I won't add much to what others have said. Great stuff. A side-by-side with other translations shows Andrei to have all the poetic skill needed to make such translations come alive. Others have done that, though. But Kneller does it while maintaining Tsvetaeva's quirky start/stop rhythms, which is one of the main ways she has of emphasizing meanings and affects. Yet it all flows and is monumentally readable.
Drawbacks? A few of my favorite poems aren't here.
The life of Russian poet Marina Tsvetaeva reads like a microcosm of the tragedy that befell Russia in the first half of the 20th century. Born in 1892 in Moscow to an upper class family, she married fairly young, only to have her firstborn child, a son, raised by her in-laws, with her husband’s concurrence. Two daughters followed.

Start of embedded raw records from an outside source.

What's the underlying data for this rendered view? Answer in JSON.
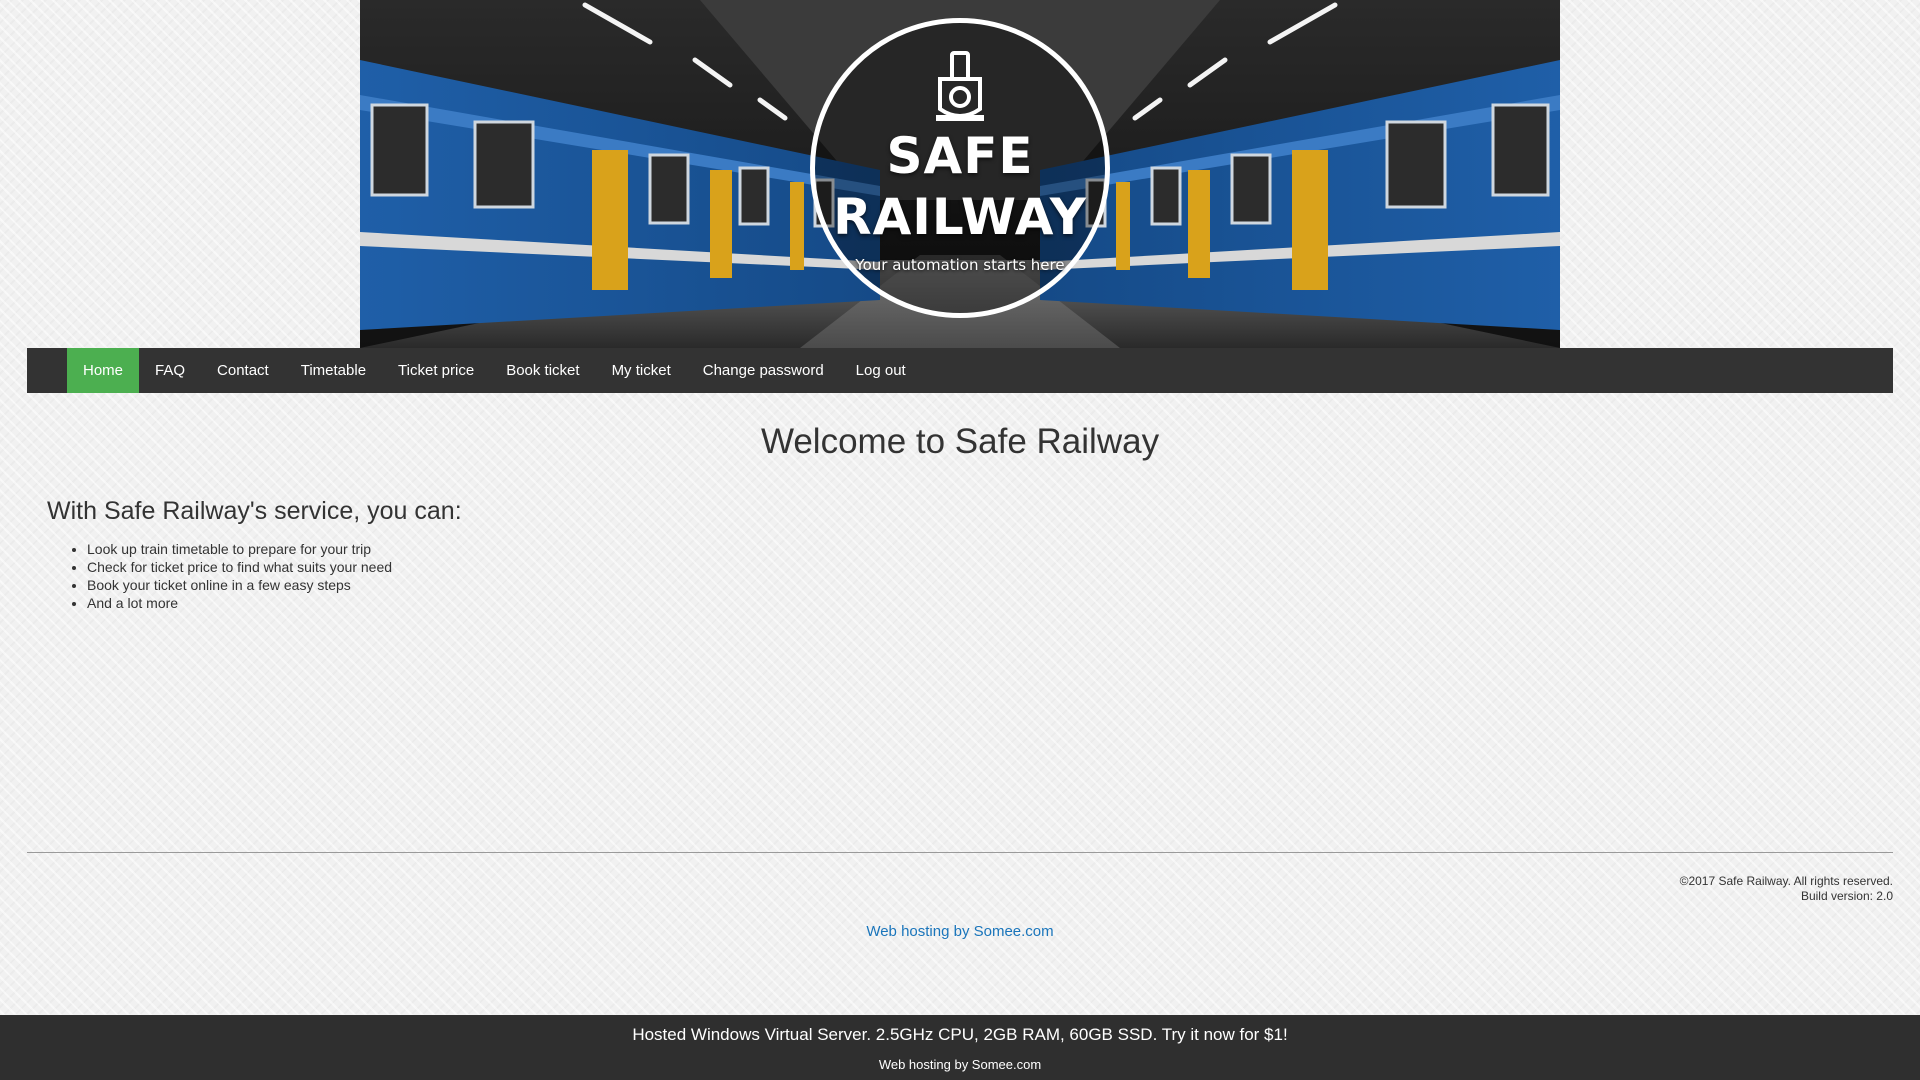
{
  "banner": {
    "brand_line1": "SAFE",
    "brand_line2": "RAILWAY",
    "tagline": "Your automation starts here",
    "logo_icon": "train-icon"
  },
  "nav": {
    "items": [
      {
        "label": "Home",
        "active": true
      },
      {
        "label": "FAQ"
      },
      {
        "label": "Contact"
      },
      {
        "label": "Timetable"
      },
      {
        "label": "Ticket price"
      },
      {
        "label": "Book ticket"
      },
      {
        "label": "My ticket"
      },
      {
        "label": "Change password"
      },
      {
        "label": "Log out"
      }
    ],
    "active_color": "#4caf50",
    "bar_color": "#333333"
  },
  "main": {
    "title": "Welcome to Safe Railway",
    "heading": "With Safe Railway's service, you can:",
    "features": [
      "Look up train timetable to prepare for your trip",
      "Check for ticket price to find what suits your need",
      "Book your ticket online in a few easy steps",
      "And a lot more"
    ]
  },
  "footer": {
    "copyright": "©2017 Safe Railway. All rights reserved.",
    "build": "Build version: 2.0",
    "hosting_link": "Web hosting by Somee.com",
    "link_color": "#1a75bb"
  },
  "ad": {
    "main": "Hosted Windows Virtual Server. 2.5GHz CPU, 2GB RAM, 60GB SSD. Try it now for $1!",
    "sub": "Web hosting by Somee.com"
  }
}
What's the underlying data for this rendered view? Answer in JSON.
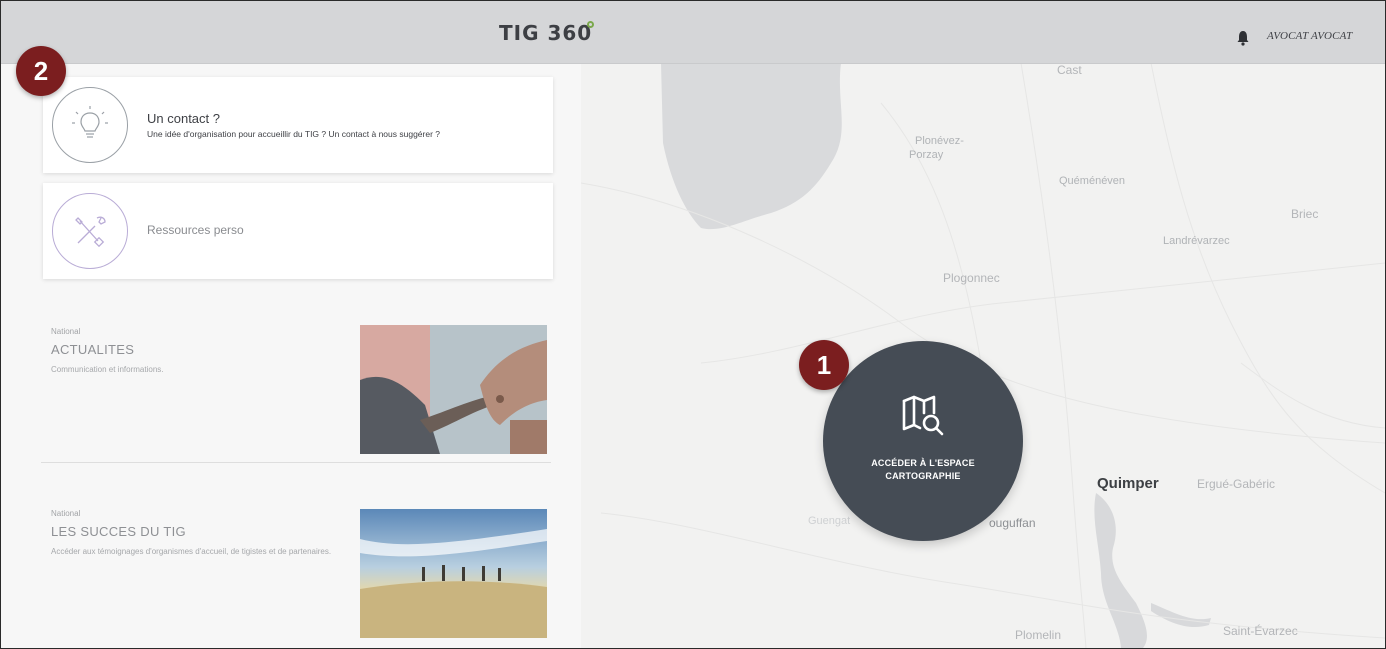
{
  "header": {
    "brand": "TIG 360",
    "user_label": "AVOCAT AVOCAT"
  },
  "badges": {
    "one": "1",
    "two": "2"
  },
  "cards": [
    {
      "title": "Un contact ?",
      "subtitle": "Une idée d'organisation pour accueillir du TIG ? Un contact à nous suggérer ?",
      "icon": "lightbulb-icon"
    },
    {
      "title": "Ressources perso",
      "icon": "tools-icon"
    }
  ],
  "news": [
    {
      "category": "National",
      "title": "ACTUALITES",
      "description": "Communication et informations."
    },
    {
      "category": "National",
      "title": "LES SUCCES DU TIG",
      "description": "Accéder aux témoignages d'organismes d'accueil, de tigistes et de partenaires."
    }
  ],
  "cta": {
    "label_line1": "ACCÉDER À L'ESPACE",
    "label_line2": "CARTOGRAPHIE",
    "icon": "map-search-icon"
  },
  "map_places": [
    "Cast",
    "Plonévez-",
    "Porzay",
    "Quéménéven",
    "Briec",
    "Landrévarzec",
    "Plogonnec",
    "Quimper",
    "Ergué-Gabéric",
    "Guengat",
    "ouguffan",
    "Plomelin",
    "Saint-Évarzec"
  ],
  "colors": {
    "topbar": "#d5d6d8",
    "cta": "#454c55",
    "badge": "#7b1e1f",
    "accent_green": "#7aa84b"
  }
}
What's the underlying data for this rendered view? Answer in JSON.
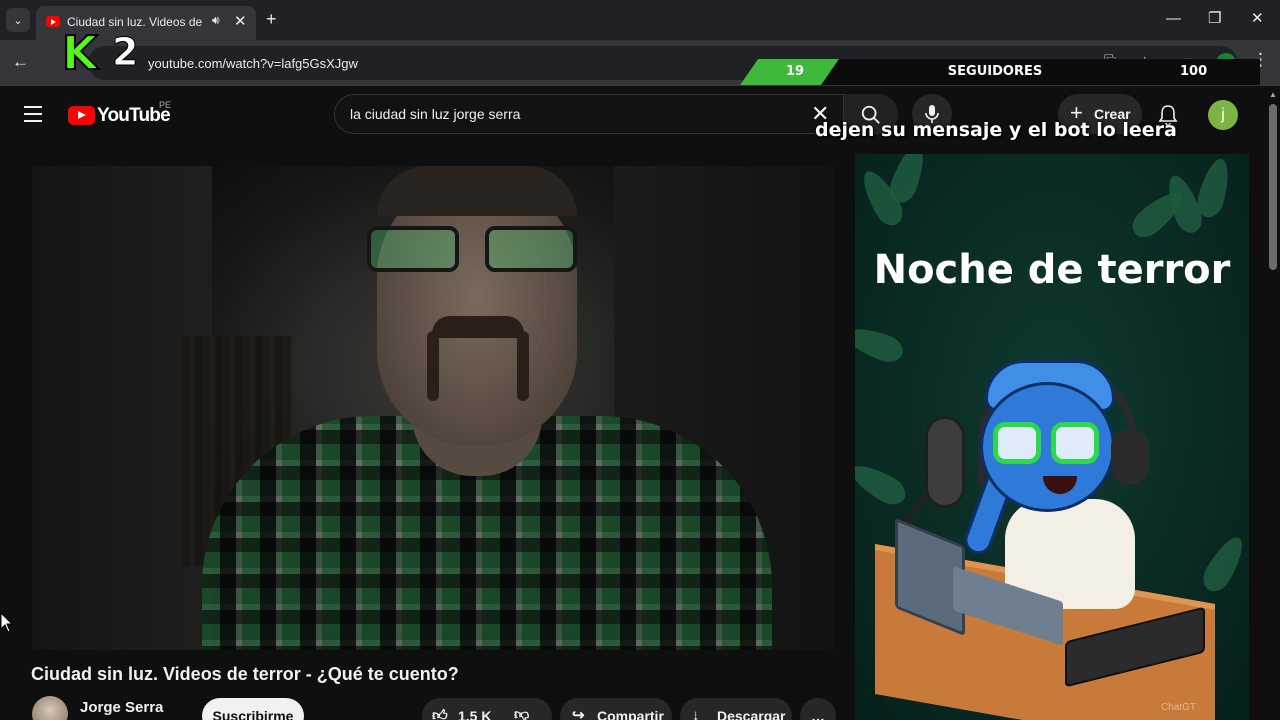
{
  "browser": {
    "tab_title": "Ciudad sin luz. Videos de terror - ¿Qué te cuento?",
    "url": "youtube.com/watch?v=lafg5GsXJgw"
  },
  "stream_overlay": {
    "logo_text": "2",
    "followers_current": "19",
    "followers_label": "SEGUIDORES",
    "followers_goal": "100",
    "followers_progress_fraction": 0.19,
    "tts_message": "dejen su mensaje y el bot lo leera",
    "accent_color": "#53fc18"
  },
  "youtube": {
    "logo_text": "YouTube",
    "country_code": "PE",
    "search_query": "la ciudad sin luz jorge serra",
    "create_label": "Crear",
    "avatar_letter": "j"
  },
  "video": {
    "title": "Ciudad sin luz. Videos de terror - ¿Qué te cuento?",
    "channel_name": "Jorge Serra",
    "subscribe_label": "Suscribirme",
    "likes": "1.5 K",
    "share_label": "Compartir",
    "download_label": "Descargar"
  },
  "side_panel": {
    "title": "Noche de terror",
    "watermark": "ChatGT"
  },
  "colors": {
    "yt_red": "#ff0000",
    "background": "#0f0f0f",
    "panel_green": "#0a2b24"
  }
}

She published her first book of poems when she was 18, and she was something of an overnight literary sensation. She continued to publish, and then came World War I and the Russian Revolution. Her husband, Sergei Efron, joined the White Army during the Russian civil war. During the great Moscow famine in 1919, she placed her daughters in a state orphanage; one of them died of starvation. Three years later, the family fled Russia and eventually settled in Paris. They lived in poverty; her husband found work as an agent for the Soviet secret police.
Returning to Russia in 1939, her husband was arrested and executed, and her surviving daughter was sent to a labor camp. She and her son fled eastward as the German armies invaded Russia. In August, 1941, Marina Tsvetaeva committed suicide.
What she left behind was her poetry, poems full of passion, emotion and yearning, poems about love and the devastation of a country, and devastation of a life.
“In the Winter” is from a collection of selected poems entitled “My Poems,” translated and published in 2011 by poet Andrey Kneller.
The bells again break the silence, Waiting with remorse… Only several streets divide us, Only several words! A silver sickle lights the night, The city sleeps this hour, The falling snowflakes set alight The stars upon your collar. Are the sores of the past still aching? How long do they abide?Read more ›
Was this review helpful to you?